Apr 10, 2024

The Porter Davis liquidation in early 2023 put into sharp focus the practice of some builders taking deposits from owners before obtaining domestic building insurance for their work, insurance that helps to protect owners in the event of a builder’s insolvency.

In the case of Porter Davis, this practice left thousands of owners without insurance to recover the loss of their deposits, leading the State Government to implement a relief scheme to compensate home owners over $28 million, later extended to 20 February 2024 and expanded to other builders in liquidation.

As the relief scheme has now come to an end, the State Government has made changes to the consumer protection and enforcement provisions of the Building Act 1993 and Domestic Building Contracts Act 1995, including new offences for demanding or receiving deposits, or carrying on domestic building work without domestic building insurance.

Offence to demand or receive money without the required insurance

As and from 28 February 2024 when the amendments came into force, it is an offence for a builder to demand or receive money under a major domestic building contract (currently meaning where the contract price exceeds $16,000) without ensuring that the work is covered by domestic building insurance. This includes a deposit.

Changes have also been made to the Building Act 1993, which regulates the licencing of builders, to add new powers to investigate suspected offences under the Domestic Building Contracts Act 1995, and to suspend or take action against builders who are found to be in breach of their statutory obligations.

Builders in breach of the new offences can face penalties for an individual builder, of up to 240 penalty units ($46,154.40) and 1200 penalty units ($230,772) for a corporate builder, for each breach.

The penalty can more than double if there is an element of culpability found to the conduct, such as when the builder knows (or is reckless about the fact) that the builder has not ensured the work is covered by the required insurance.

Despite the introduction of the new offences, home owners should continue to be vigilant against potentially adverse or predatory practices by builders, particularly given the volatility of the costs of supply and liquidity pressures faced by builders, and the high rate of builder insolvencies that we are still seeing on an ongoing basis.

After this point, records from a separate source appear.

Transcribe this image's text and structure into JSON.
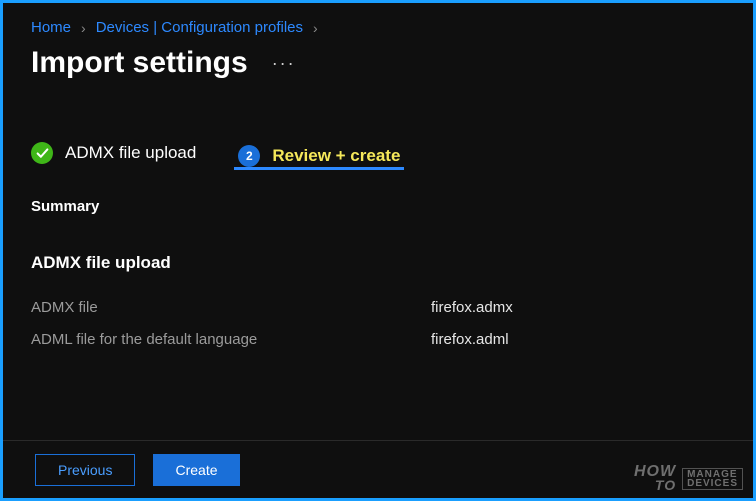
{
  "breadcrumb": {
    "home": "Home",
    "devices": "Devices | Configuration profiles"
  },
  "title": "Import settings",
  "steps": {
    "step1": {
      "label": "ADMX file upload"
    },
    "step2": {
      "num": "2",
      "label": "Review + create"
    }
  },
  "summary_heading": "Summary",
  "section_heading": "ADMX file upload",
  "rows": [
    {
      "label": "ADMX file",
      "value": "firefox.admx"
    },
    {
      "label": "ADML file for the default language",
      "value": "firefox.adml"
    }
  ],
  "buttons": {
    "previous": "Previous",
    "create": "Create"
  },
  "watermark": {
    "how": "HOW",
    "to": "TO",
    "manage": "MANAGE",
    "devices": "DEVICES"
  }
}
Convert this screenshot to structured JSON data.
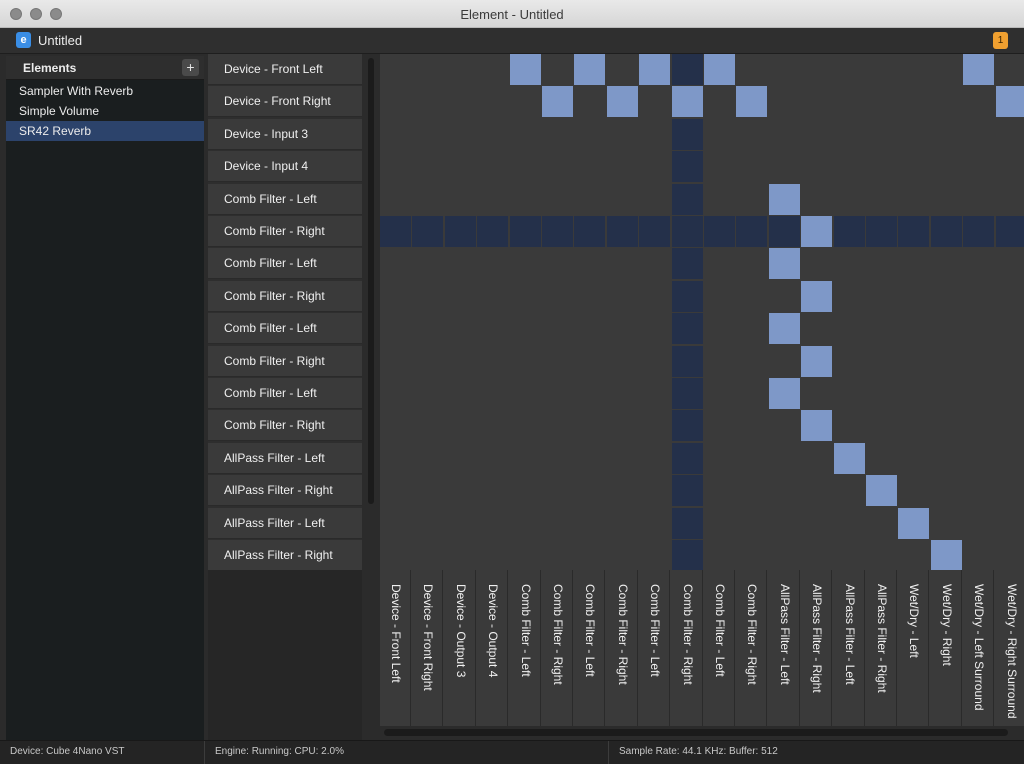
{
  "window": {
    "title": "Element - Untitled"
  },
  "toolbar": {
    "session_name": "Untitled",
    "app_icon_glyph": "e",
    "notification_count": "1"
  },
  "sidebar": {
    "title": "Elements",
    "add_label": "+",
    "items": [
      {
        "label": "Sampler With Reverb",
        "selected": false
      },
      {
        "label": "Simple Volume",
        "selected": false
      },
      {
        "label": "SR42 Reverb",
        "selected": true
      }
    ]
  },
  "matrix": {
    "rows": [
      "Device - Front Left",
      "Device - Front Right",
      "Device - Input 3",
      "Device - Input 4",
      "Comb Filter - Left",
      "Comb Filter - Right",
      "Comb Filter - Left",
      "Comb Filter - Right",
      "Comb Filter - Left",
      "Comb Filter - Right",
      "Comb Filter - Left",
      "Comb Filter - Right",
      "AllPass Filter - Left",
      "AllPass Filter - Right",
      "AllPass Filter - Left",
      "AllPass Filter - Right"
    ],
    "columns": [
      "Device - Front Left",
      "Device - Front Right",
      "Device - Output 3",
      "Device - Output 4",
      "Comb Filter - Left",
      "Comb Filter - Right",
      "Comb Filter - Left",
      "Comb Filter - Right",
      "Comb Filter - Left",
      "Comb Filter - Right",
      "Comb Filter - Left",
      "Comb Filter - Right",
      "AllPass Filter - Left",
      "AllPass Filter - Right",
      "AllPass Filter - Left",
      "AllPass Filter - Right",
      "Wet/Dry - Left",
      "Wet/Dry - Right",
      "Wet/Dry - Left Surround",
      "Wet/Dry - Right Surround"
    ],
    "highlighted_row": 5,
    "highlighted_column": 9,
    "connections": [
      [
        0,
        4
      ],
      [
        0,
        6
      ],
      [
        0,
        8
      ],
      [
        0,
        10
      ],
      [
        0,
        18
      ],
      [
        1,
        5
      ],
      [
        1,
        7
      ],
      [
        1,
        9
      ],
      [
        1,
        11
      ],
      [
        1,
        19
      ],
      [
        4,
        12
      ],
      [
        5,
        13
      ],
      [
        6,
        12
      ],
      [
        7,
        13
      ],
      [
        8,
        12
      ],
      [
        9,
        13
      ],
      [
        10,
        12
      ],
      [
        11,
        13
      ],
      [
        12,
        14
      ],
      [
        13,
        15
      ],
      [
        14,
        16
      ],
      [
        15,
        17
      ]
    ]
  },
  "status": {
    "device": "Device: Cube 4Nano VST",
    "engine": "Engine: Running:  CPU: 2.0%",
    "audio": "Sample Rate: 44.1 KHz:  Buffer: 512"
  }
}
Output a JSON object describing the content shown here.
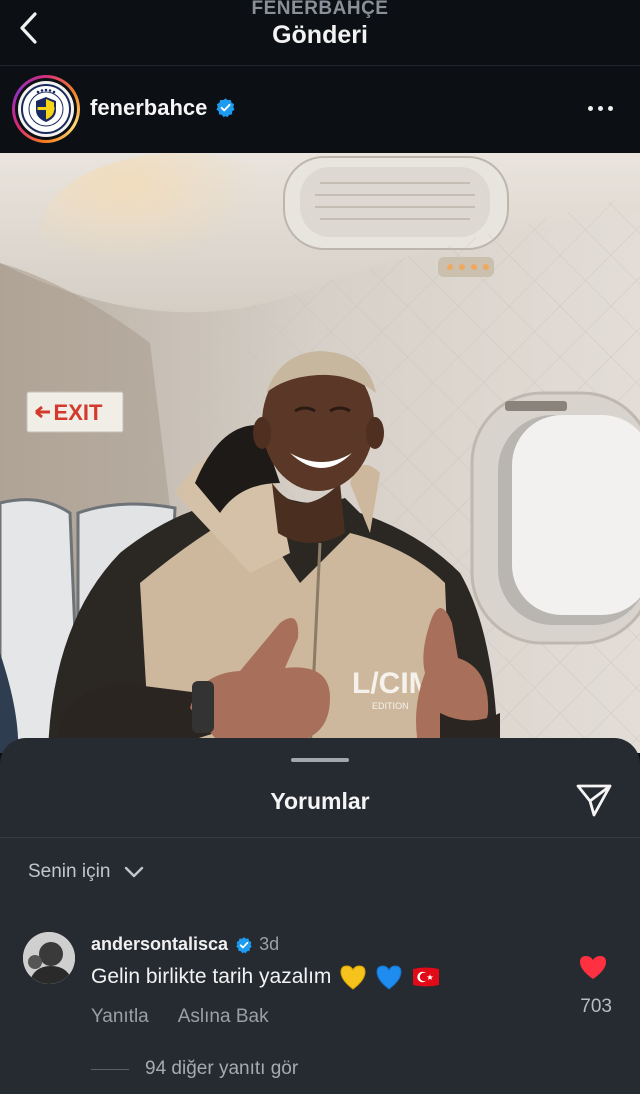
{
  "header": {
    "subtitle": "FENERBAHÇE",
    "title": "Gönderi"
  },
  "post": {
    "username": "fenerbahce",
    "verified": true
  },
  "photo": {
    "exit_sign": "EXIT",
    "shirt_text": "L/CIMA",
    "shirt_small": "EDITION"
  },
  "comments_sheet": {
    "title": "Yorumlar",
    "filter_label": "Senin için",
    "comments": [
      {
        "username": "andersontalisca",
        "verified": true,
        "time": "3d",
        "text": "Gelin birlikte tarih yazalım",
        "emojis": [
          "yellow-heart",
          "blue-heart",
          "turkey-flag"
        ],
        "reply_label": "Yanıtla",
        "translate_label": "Aslına Bak",
        "likes": "703",
        "view_replies": "94 diğer yanıtı gör"
      }
    ]
  },
  "colors": {
    "background": "#0c0f14",
    "sheet": "#262a31",
    "like": "#ff3040",
    "verified": "#1d9bf0"
  }
}
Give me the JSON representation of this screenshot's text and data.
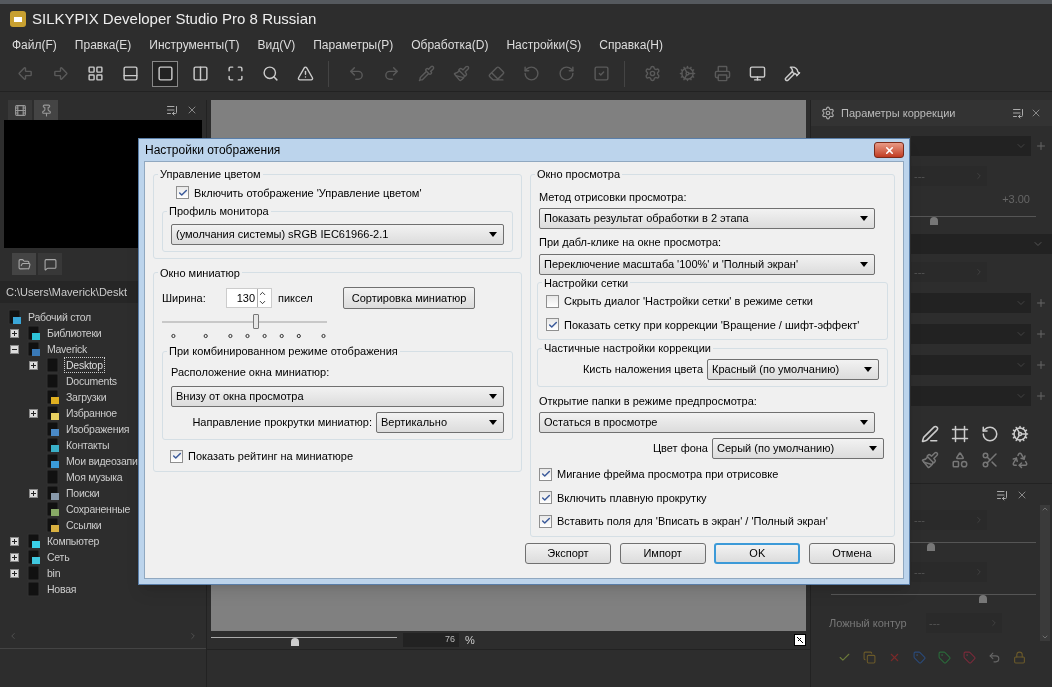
{
  "window": {
    "title": "SILKYPIX Developer Studio Pro 8 Russian"
  },
  "menu": [
    "Файл(F)",
    "Правка(E)",
    "Инструменты(T)",
    "Вид(V)",
    "Параметры(P)",
    "Обработка(D)",
    "Настройки(S)",
    "Справка(H)"
  ],
  "toolbar": [
    [
      {
        "kind": "back",
        "disabled": true,
        "selected": false
      },
      {
        "kind": "forward",
        "disabled": true,
        "selected": false
      },
      {
        "kind": "grid",
        "disabled": false,
        "selected": false
      },
      {
        "kind": "thumbs",
        "disabled": false,
        "selected": false
      },
      {
        "kind": "single",
        "disabled": false,
        "selected": true
      },
      {
        "kind": "compare",
        "disabled": false,
        "selected": false
      },
      {
        "kind": "fullscreen",
        "disabled": false,
        "selected": false
      },
      {
        "kind": "zoom",
        "disabled": false,
        "selected": false
      },
      {
        "kind": "warning",
        "disabled": false,
        "selected": false
      }
    ],
    [
      {
        "kind": "undo",
        "disabled": true,
        "selected": false
      },
      {
        "kind": "redo",
        "disabled": true,
        "selected": false
      },
      {
        "kind": "pipette",
        "disabled": true,
        "selected": false
      },
      {
        "kind": "brush",
        "disabled": true,
        "selected": false
      },
      {
        "kind": "eraser",
        "disabled": true,
        "selected": false
      },
      {
        "kind": "rotate-left",
        "disabled": true,
        "selected": false
      },
      {
        "kind": "rotate-right",
        "disabled": true,
        "selected": false
      },
      {
        "kind": "check",
        "disabled": true,
        "selected": false
      }
    ],
    [
      {
        "kind": "settings",
        "disabled": true,
        "selected": false
      },
      {
        "kind": "settings2",
        "disabled": true,
        "selected": false
      },
      {
        "kind": "printer",
        "disabled": true,
        "selected": false
      },
      {
        "kind": "monitor",
        "disabled": false,
        "selected": false
      },
      {
        "kind": "hammer",
        "disabled": false,
        "selected": false
      }
    ]
  ],
  "left_panel": {
    "top_tabs": [
      {
        "kind": "frames",
        "selected": false
      },
      {
        "kind": "pin",
        "selected": true
      }
    ],
    "bottom_tabs": [
      {
        "kind": "folder",
        "selected": true
      },
      {
        "kind": "comment",
        "selected": false
      }
    ],
    "path": "C:\\Users\\Maverick\\Deskt",
    "tree": [
      {
        "label": "Рабочий стол",
        "kind": "desktop",
        "selected": false,
        "children": [
          {
            "label": "Библиотеки",
            "kind": "library",
            "expanded": false,
            "selected": false
          },
          {
            "label": "Maverick",
            "kind": "user",
            "expanded": true,
            "selected": false,
            "children": [
              {
                "label": "Desktop",
                "kind": "folder",
                "expanded": false,
                "selected": true
              },
              {
                "label": "Documents",
                "kind": "folder",
                "selected": false
              },
              {
                "label": "Загрузки",
                "kind": "download",
                "selected": false
              },
              {
                "label": "Избранное",
                "kind": "star",
                "expanded": false,
                "selected": false
              },
              {
                "label": "Изображения",
                "kind": "image",
                "selected": false
              },
              {
                "label": "Контакты",
                "kind": "contacts",
                "selected": false
              },
              {
                "label": "Мои видеозапи",
                "kind": "video",
                "selected": false
              },
              {
                "label": "Моя музыка",
                "kind": "folder",
                "selected": false
              },
              {
                "label": "Поиски",
                "kind": "search",
                "expanded": false,
                "selected": false
              },
              {
                "label": "Сохраненные",
                "kind": "saved",
                "selected": false
              },
              {
                "label": "Ссылки",
                "kind": "links",
                "selected": false
              }
            ]
          },
          {
            "label": "Компьютер",
            "kind": "computer",
            "expanded": false,
            "selected": false
          },
          {
            "label": "Сеть",
            "kind": "network",
            "expanded": false,
            "selected": false
          },
          {
            "label": "bin",
            "kind": "folder",
            "expanded": false,
            "selected": false
          },
          {
            "label": "Новая",
            "kind": "folder",
            "selected": false
          }
        ]
      }
    ]
  },
  "viewer": {
    "zoom_value": "76",
    "zoom_unit": "%",
    "zoom_slider": {
      "level": 0.45
    }
  },
  "right_panel": {
    "title": "Параметры коррекции",
    "rows": [
      {
        "kind": "dropdown"
      },
      {
        "kind": "field",
        "value": "---"
      },
      {
        "kind": "reading",
        "value": "+3.00"
      },
      {
        "kind": "slider",
        "level": 0.5
      },
      {
        "kind": "section"
      },
      {
        "kind": "field",
        "value": "---"
      },
      {
        "kind": "dropdown"
      },
      {
        "kind": "dropdown"
      },
      {
        "kind": "dropdown"
      },
      {
        "kind": "dropdown"
      }
    ],
    "tools": [
      [
        {
          "kind": "pen"
        },
        {
          "kind": "frame"
        },
        {
          "kind": "rotate"
        },
        {
          "kind": "gears"
        }
      ],
      [
        {
          "kind": "brush"
        },
        {
          "kind": "shapes"
        },
        {
          "kind": "scissors"
        },
        {
          "kind": "recycle"
        }
      ]
    ],
    "second_rows": [
      {
        "kind": "field",
        "value": "---"
      },
      {
        "kind": "slider",
        "level": 0.49
      },
      {
        "kind": "field",
        "value": "---"
      },
      {
        "kind": "slider",
        "level": 0.74
      },
      {
        "kind": "labeled",
        "label": "Ложный контур",
        "value": "---"
      }
    ],
    "bottom_tools": [
      {
        "kind": "check"
      },
      {
        "kind": "copy"
      },
      {
        "kind": "delete"
      },
      {
        "kind": "tag-blue"
      },
      {
        "kind": "tag-green"
      },
      {
        "kind": "tag-red"
      },
      {
        "kind": "undo"
      },
      {
        "kind": "lock"
      }
    ]
  },
  "dialog": {
    "title": "Настройки отображения",
    "color_management": {
      "title": "Управление цветом",
      "enable": {
        "label": "Включить отображение 'Управление цветом'",
        "checked": true
      },
      "profile_title": "Профиль монитора",
      "profile_value": "(умолчания системы) sRGB IEC61966-2.1"
    },
    "thumbnails": {
      "title": "Окно миниатюр",
      "width_label": "Ширина:",
      "width_value": "130",
      "unit": "пиксел",
      "sort_button": "Сортировка миниатюр",
      "size_slider": {
        "level": 0.57
      },
      "combined_title": "При комбинированном режиме отображения",
      "position_label": "Расположение окна миниатюр:",
      "position_value": "Внизу от окна просмотра",
      "scroll_label": "Направление прокрутки миниатюр:",
      "scroll_value": "Вертикально"
    },
    "show_rating": {
      "label": "Показать рейтинг на миниатюре",
      "checked": true
    },
    "preview": {
      "title": "Окно просмотра",
      "render_label": "Метод отрисовки просмотра:",
      "render_value": "Показать результат обработки в 2 этапа",
      "dblclick_label": "При дабл-клике на окне просмотра:",
      "dblclick_value": "Переключение масштаба '100%' и 'Полный экран'",
      "grid_title": "Настройки сетки",
      "grid_options": [
        {
          "label": "Скрыть диалог 'Настройки сетки' в режиме сетки",
          "checked": false
        },
        {
          "label": "Показать сетку при коррекции 'Вращение / шифт-эффект'",
          "checked": true
        }
      ],
      "partial_title": "Частичные настройки коррекции",
      "brush_label": "Кисть наложения цвета",
      "brush_value": "Красный (по умолчанию)",
      "open_label": "Открытие папки в режиме предпросмотра:",
      "open_value": "Остаться в просмотре",
      "bg_label": "Цвет фона",
      "bg_value": "Серый (по умолчанию)",
      "options": [
        {
          "label": "Мигание фрейма просмотра при отрисовке",
          "checked": true
        },
        {
          "label": "Включить плавную прокрутку",
          "checked": true
        },
        {
          "label": "Вставить поля для 'Вписать в экран' / 'Полный экран'",
          "checked": true
        }
      ]
    },
    "buttons": [
      {
        "label": "Экспорт",
        "default": false
      },
      {
        "label": "Импорт",
        "default": false
      },
      {
        "label": "OK",
        "default": true
      },
      {
        "label": "Отмена",
        "default": false
      }
    ]
  }
}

The introduction of the new offences will mean that builders cannot rely on deposits to cash flow their insurance premiums, and will have to seek refunds of insurance premiums where deposits are not paid, or contracts are otherwise terminated at an early stage.